The most important thing is that you can cultivate and harvest this plant right in your home garden. Let the plant grow without harvesting it in the first year. You can start to harvest in a small amount next year, and you can have a full harvest from the third year.
Make sure to harvest stalks thicker than an inch only. You can either pull out the stalks from the soil or cut them right at the soil line.
You can also choose to harvest the entire crop or harvest them in succession over four and six weeks. The plants can still be productive for up to 15 years unless damaged by diseases or pests.
What To Do With Rhubarb?
Though this plant has a specialized sour taste, it might come as a surprise to you that it is a commonly used ingredient in pies, cakes, or sweetened components.
1. Sweetened components
Rhubarb can be a perfect combination with fruits like strawberries and apples, creating full-of-flavor compotes. You can also add honey, maple syrup, or sugar for extra sweetness.
If you are getting bored of daily salads, we recommend a special way to spice it up by pairing fresh vegetables and a slight amount of rhubarb. Chop it into some bite-sized pieces and enjoy your dishes.
3. Jams And Purées
Have you ever tried to eat pancakes with strawberry jams made of it? If not, then you should try it right away.
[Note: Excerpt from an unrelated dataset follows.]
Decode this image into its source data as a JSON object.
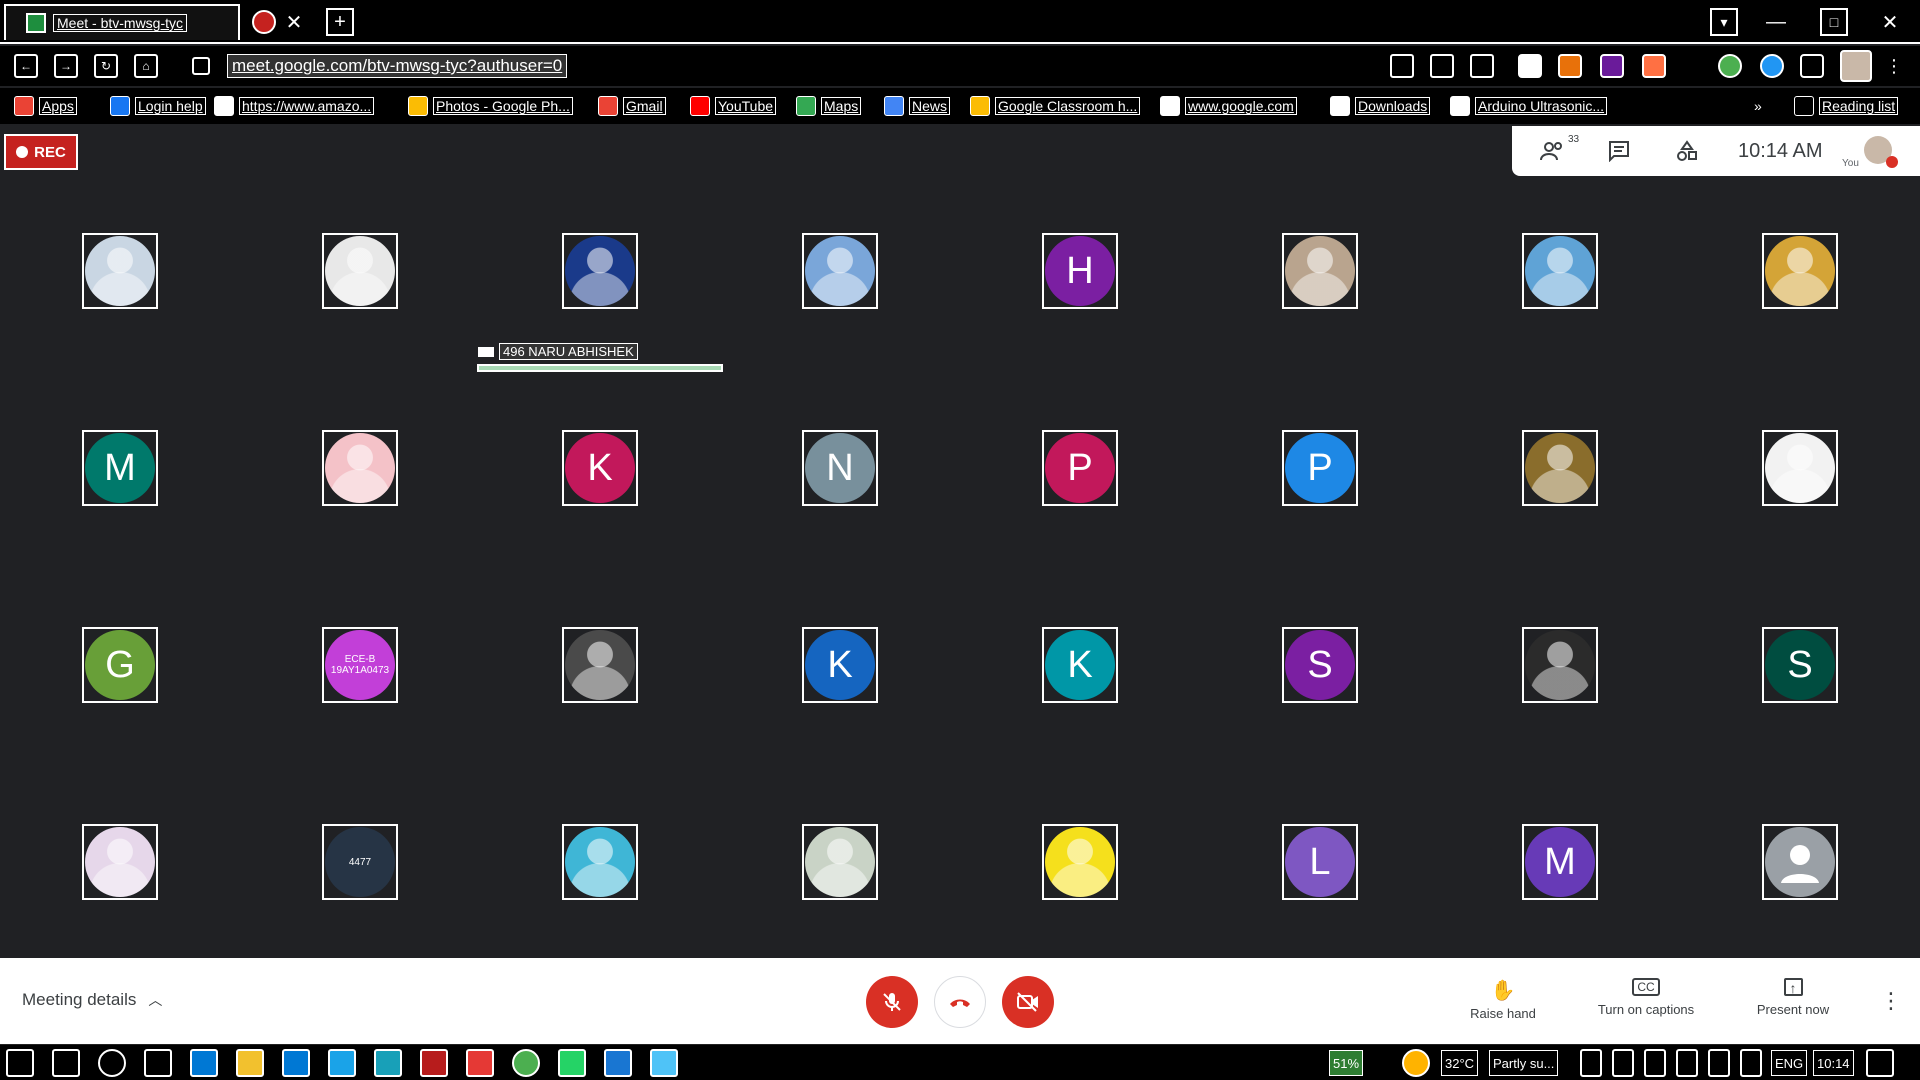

Believe us, that amazing flavor with a cup of coffee is the best way to start your day.
It is not the end of wonderful ideas that you can use rhubarb. Try it with stews, roasted snacks, juice, etc., is never a bad idea after all.
If you want to use it for a short period, such as within a week, you can put it into a loose storage bag in a fridge.
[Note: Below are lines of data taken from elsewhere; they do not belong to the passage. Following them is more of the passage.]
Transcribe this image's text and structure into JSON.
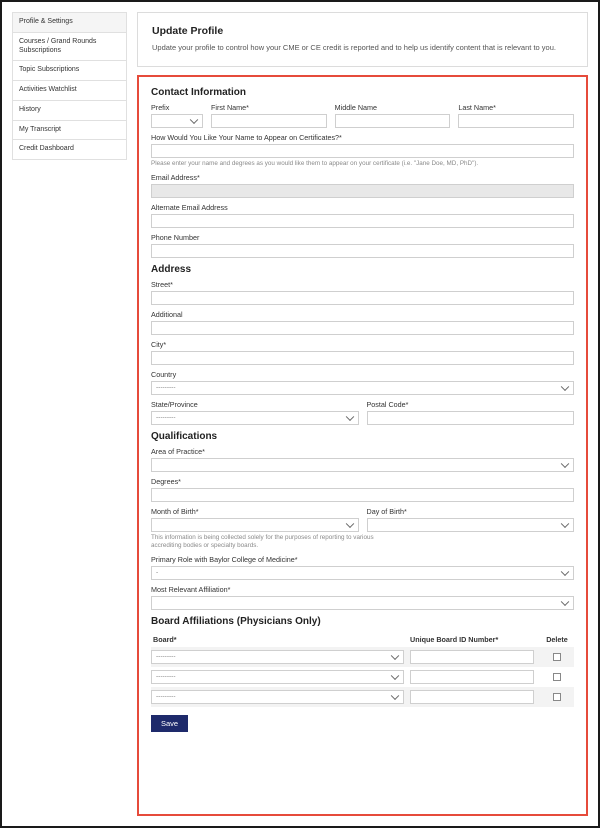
{
  "sidebar": {
    "items": [
      "Profile & Settings",
      "Courses / Grand Rounds Subscriptions",
      "Topic Subscriptions",
      "Activities Watchlist",
      "History",
      "My Transcript",
      "Credit Dashboard"
    ]
  },
  "header": {
    "title": "Update Profile",
    "desc": "Update your profile to control how your CME or CE credit is reported and to help us identify content that is relevant to you."
  },
  "contact": {
    "title": "Contact Information",
    "prefix": "Prefix",
    "first": "First Name*",
    "middle": "Middle Name",
    "last": "Last Name*",
    "cert_label": "How Would You Like Your Name to Appear on Certificates?*",
    "cert_hint": "Please enter your name and degrees as you would like them to appear on your certificate (i.e. \"Jane Doe, MD, PhD\").",
    "email": "Email Address*",
    "alt_email": "Alternate Email Address",
    "phone": "Phone Number"
  },
  "address": {
    "title": "Address",
    "street": "Street*",
    "additional": "Additional",
    "city": "City*",
    "country": "Country",
    "state": "State/Province",
    "postal": "Postal Code*",
    "dashes": "---------"
  },
  "qual": {
    "title": "Qualifications",
    "area": "Area of Practice*",
    "degrees": "Degrees*",
    "mob": "Month of Birth*",
    "dob": "Day of Birth*",
    "note": "This information is being collected solely for the purposes of reporting to various accrediting bodies or specialty boards.",
    "role": "Primary Role with Baylor College of Medicine*",
    "role_val": "-",
    "affil": "Most Relevant Affiliation*"
  },
  "boards": {
    "title": "Board Affiliations (Physicians Only)",
    "col_board": "Board*",
    "col_id": "Unique Board ID Number*",
    "col_delete": "Delete",
    "dashes": "---------"
  },
  "save": "Save"
}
To preserve for a longer time, you can chop it into one-inch pieces and put them into airtight bags to freeze them in ice makers. In this way, you can use this vegetable for years.
Many cooks tend to wash the vegetables before using them, but we do not recommend you do that before storage.
Frequently Asked Questions (FAQs)
Now, let's move on to the FAQs section to help you understand more about it!
1. What Does Rhubarb Look Like?
If you have not come up with the term “rhubarb”, it is a little bit difficult to imagine what it looks like just by words.
2. Can You Eat Raw Rhubarb?
Absolutely. It is a wrong assumption that you cannot eat raw. However, we do not think you will enjoy it due to the bitter and sour taste.
So, you can either dip its stalk in different types of sweets, such as sugar, honey, agave nectar, maple syrup, or sprinkle it over cereal and yogurt to soften its tartness.
3. How To Cut Rhubarb?
Before starting to slice it, carefully clean its stalk first. Next, for a big piece, cut across its center. You can skip this step if you have a skinner piece.
After that, cut it into small pieces through its length. That is how you can cut this vegetable. You can watch this video about How To Cut Rhubarb if you want for more details.
Rhubarb seems to be a mysterious ingredient for many chefs, but hopefully, you can understand why it is so well-known in the 18th and 19th centuries after this article.
It is beneficial and will be a great addition to create an explosive taste for your dishes. That is the end of today's article.
Thank you for reading.